What’s the going rate, the market value, for refugees and asylum seekers these days? Ask the Australian government.
Australia and Cambodia are close to finalizing a deal on refugees. No one seems to know the details of this arrangement, because both countries are keeping it very hush-hush. But what we do know is it involves refugees and asylum seekers being moved from Australia’s catastrophic adventure in Nauru, to Cambodia. Some, in the Cambodia opposition, say this could involve as many as 1000 refugees, and they are most likely going to be `relocated’ on a remote island off the coast of Cambodia.
We also know that Australia is one of Cambodia’s largest aid donors. Over the past four years, for example, Australia has donated over $329 million to Cambodia. We know that Cambodia is one of the poorest countries in the world. We also know that Australia has criticized Cambodia’s human rights record, more than once and most recently at the United Nations.
We are told that refugees will be `relocated’ only if they volunteer, but if they refuse to volunteer, their refugee status will be reviewed.
In both Cambodia and Australia, opposition to this deal has been fierce and intense. Much of it has centered on the conditions in Cambodia and the folly of sending refugees, many of them fleeing the violence of conflict zones, to an area just emerging from a long and brutal civil war.
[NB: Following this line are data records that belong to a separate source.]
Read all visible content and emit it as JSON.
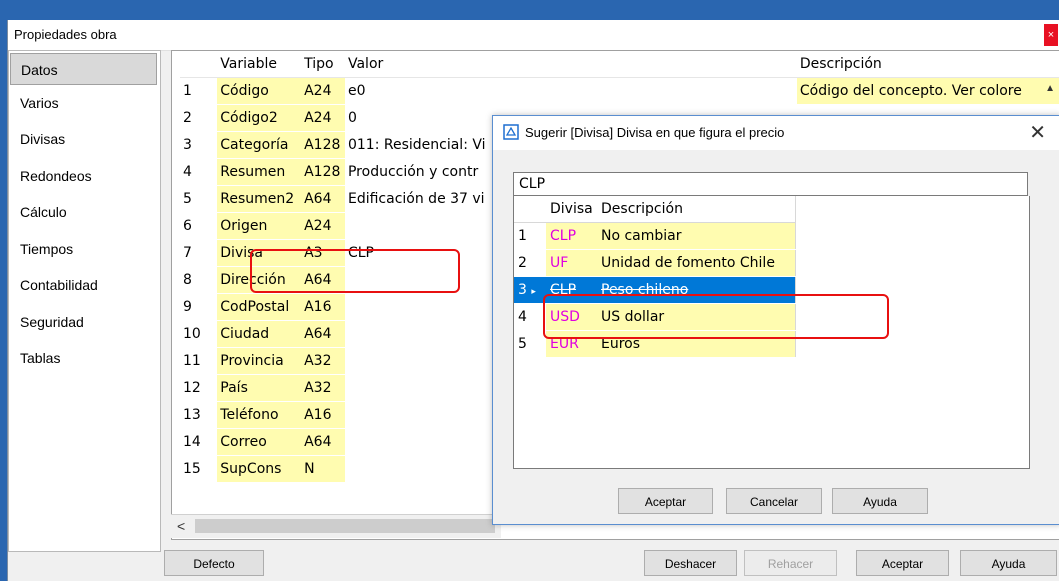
{
  "window": {
    "title": "Propiedades obra",
    "close_label": "×"
  },
  "sidebar": {
    "items": [
      {
        "label": "Datos",
        "active": true
      },
      {
        "label": "Varios"
      },
      {
        "label": "Divisas"
      },
      {
        "label": "Redondeos"
      },
      {
        "label": "Cálculo"
      },
      {
        "label": "Tiempos"
      },
      {
        "label": "Contabilidad"
      },
      {
        "label": "Seguridad"
      },
      {
        "label": "Tablas"
      }
    ]
  },
  "grid": {
    "columns": [
      "Variable",
      "Tipo",
      "Valor",
      "Descripción"
    ],
    "rows": [
      {
        "num": "1",
        "variable": "Código",
        "tipo": "A24",
        "valor": "e0",
        "descripcion": "Código del concepto. Ver colore"
      },
      {
        "num": "2",
        "variable": "Código2",
        "tipo": "A24",
        "valor": "0",
        "descripcion": ""
      },
      {
        "num": "3",
        "variable": "Categoría",
        "tipo": "A128",
        "valor": "011: Residencial: Vi",
        "descripcion": ""
      },
      {
        "num": "4",
        "variable": "Resumen",
        "tipo": "A128",
        "valor": "Producción y contr",
        "descripcion": ""
      },
      {
        "num": "5",
        "variable": "Resumen2",
        "tipo": "A64",
        "valor": "Edificación de 37 vi",
        "descripcion": ""
      },
      {
        "num": "6",
        "variable": "Origen",
        "tipo": "A24",
        "valor": "",
        "descripcion": ""
      },
      {
        "num": "7",
        "variable": "Divisa",
        "tipo": "A3",
        "valor": "CLP",
        "descripcion": ""
      },
      {
        "num": "8",
        "variable": "Dirección",
        "tipo": "A64",
        "valor": "",
        "descripcion": ""
      },
      {
        "num": "9",
        "variable": "CodPostal",
        "tipo": "A16",
        "valor": "",
        "descripcion": ""
      },
      {
        "num": "10",
        "variable": "Ciudad",
        "tipo": "A64",
        "valor": "",
        "descripcion": ""
      },
      {
        "num": "11",
        "variable": "Provincia",
        "tipo": "A32",
        "valor": "",
        "descripcion": ""
      },
      {
        "num": "12",
        "variable": "País",
        "tipo": "A32",
        "valor": "",
        "descripcion": ""
      },
      {
        "num": "13",
        "variable": "Teléfono",
        "tipo": "A16",
        "valor": "",
        "descripcion": ""
      },
      {
        "num": "14",
        "variable": "Correo",
        "tipo": "A64",
        "valor": "",
        "descripcion": ""
      },
      {
        "num": "15",
        "variable": "SupCons",
        "tipo": "N",
        "valor": "",
        "descripcion": ""
      }
    ]
  },
  "scroll": {
    "left_arrow": "<",
    "up_arrow": "▲"
  },
  "footer": {
    "defecto": "Defecto",
    "deshacer": "Deshacer",
    "rehacer": "Rehacer",
    "aceptar": "Aceptar",
    "ayuda": "Ayuda"
  },
  "dialog": {
    "title": "Sugerir [Divisa] Divisa en que figura el precio",
    "close_label": "✕",
    "search_value": "CLP",
    "columns": [
      "Divisa",
      "Descripción"
    ],
    "rows": [
      {
        "num": "1",
        "code": "CLP",
        "desc": "No cambiar"
      },
      {
        "num": "2",
        "code": "UF",
        "desc": "Unidad de fomento Chile"
      },
      {
        "num": "3",
        "code": "CLP",
        "desc": "Peso chileno",
        "selected": true
      },
      {
        "num": "4",
        "code": "USD",
        "desc": "US dollar"
      },
      {
        "num": "5",
        "code": "EUR",
        "desc": "Euros"
      }
    ],
    "buttons": {
      "aceptar": "Aceptar",
      "cancelar": "Cancelar",
      "ayuda": "Ayuda"
    }
  },
  "colors": {
    "cell_yellow": "#fffcb0",
    "code_magenta": "#e000e0",
    "selection_blue": "#0078d7",
    "annotation_red": "#e81010",
    "desktop_blue": "#2a66b0"
  }
}
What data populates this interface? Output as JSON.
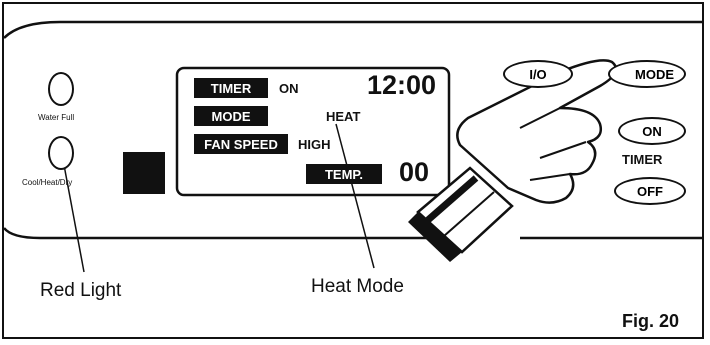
{
  "left_panel": {
    "indicator_top_label": "Water Full",
    "indicator_bottom_label": "Cool/Heat/Dry"
  },
  "display": {
    "timer_tag": "TIMER",
    "timer_state": "ON",
    "clock": "12:00",
    "mode_tag": "MODE",
    "mode_value": "HEAT",
    "fan_tag": "FAN SPEED",
    "fan_value": "HIGH",
    "temp_tag": "TEMP.",
    "temp_value": "00"
  },
  "buttons": {
    "power": "I/O",
    "mode": "MODE",
    "timer_on": "ON",
    "timer_label": "TIMER",
    "timer_off": "OFF"
  },
  "callouts": {
    "red_light": "Red Light",
    "heat_mode": "Heat Mode"
  },
  "figure_label": "Fig. 20"
}
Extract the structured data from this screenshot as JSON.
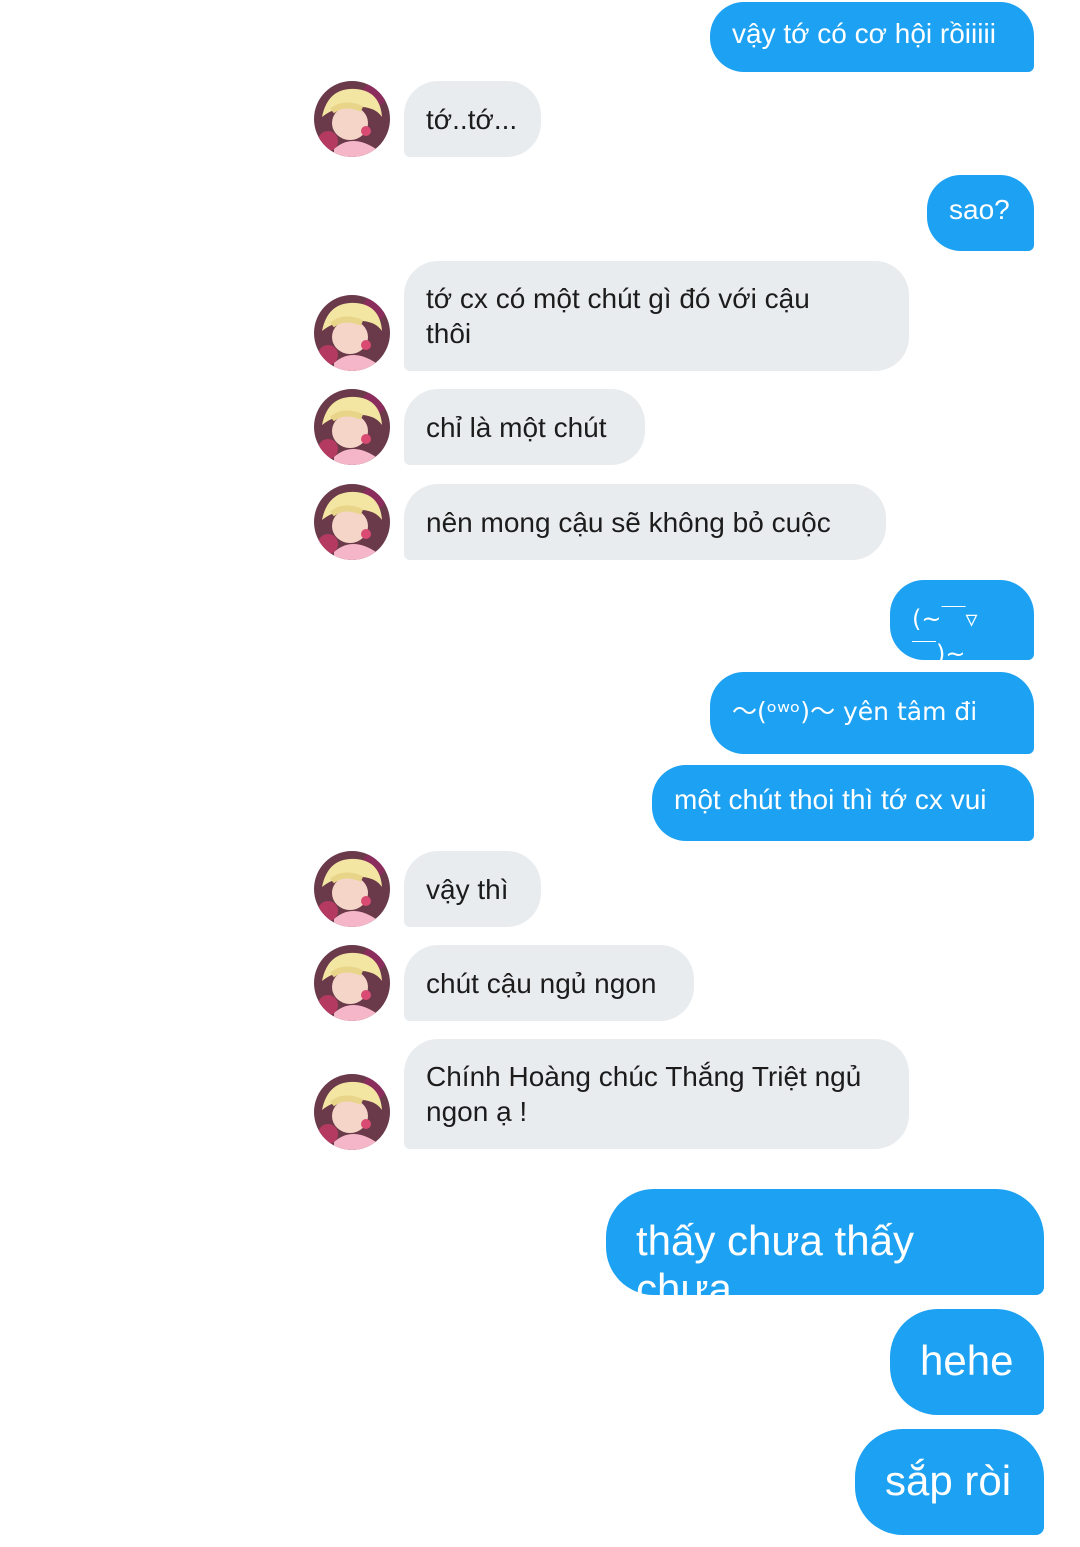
{
  "messages": [
    {
      "from": "me",
      "text": "vậy tớ có cơ hội rồiiiii"
    },
    {
      "from": "them",
      "text": "tớ..tớ..."
    },
    {
      "from": "me",
      "text": "sao?"
    },
    {
      "from": "them",
      "text": "tớ cx có một chút gì đó với cậu\nthôi"
    },
    {
      "from": "them",
      "text": "chỉ là một chút"
    },
    {
      "from": "them",
      "text": "nên mong cậu sẽ không bỏ cuộc"
    },
    {
      "from": "me",
      "text": "(~￣▿￣)~"
    },
    {
      "from": "me",
      "text": "〜(ᵒʷᵒ)〜 yên tâm đi"
    },
    {
      "from": "me",
      "text": "một chút thoi thì tớ cx vui"
    },
    {
      "from": "them",
      "text": "vậy thì"
    },
    {
      "from": "them",
      "text": "chút cậu ngủ ngon"
    },
    {
      "from": "them",
      "text": "Chính Hoàng chúc Thắng Triệt ngủ\nngon ạ !"
    },
    {
      "from": "me",
      "text": "thấy chưa thấy chưa"
    },
    {
      "from": "me",
      "text": "hehe"
    },
    {
      "from": "me",
      "text": "sắp ròi"
    }
  ],
  "colors": {
    "sent_bubble": "#1da1f2",
    "received_bubble": "#e9ecef",
    "sent_text": "#ffffff",
    "received_text": "#1c1c1c"
  },
  "icons": {
    "avatar": "contact-avatar-icon"
  }
}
Others point to the economic hardship of life in Cambodia and others to the difficult political, civil and human rights situation.
What about the marketization of refugees and asylum seekers? Australia won’t be `relocating’ refugees. It will be dumping human beings, like so much cargo, and wiping its hands clean … or dirty. One thousand human beings who have asked for help and have already been dumped on one inhospitable island are now to be dumped again on another, even more inhospitable island? This `deal’ takes the privatization of `care’ for asylum seekers and refugees to a new, and yet very old, place: offshoring.
Cambodia will `volunteer’ to take the refugees because Australia has offered it cold, hard cash, or financial benefits. And so the entire region will become one giant marketplace for human cargo, not quite slaves, not quite not slaves.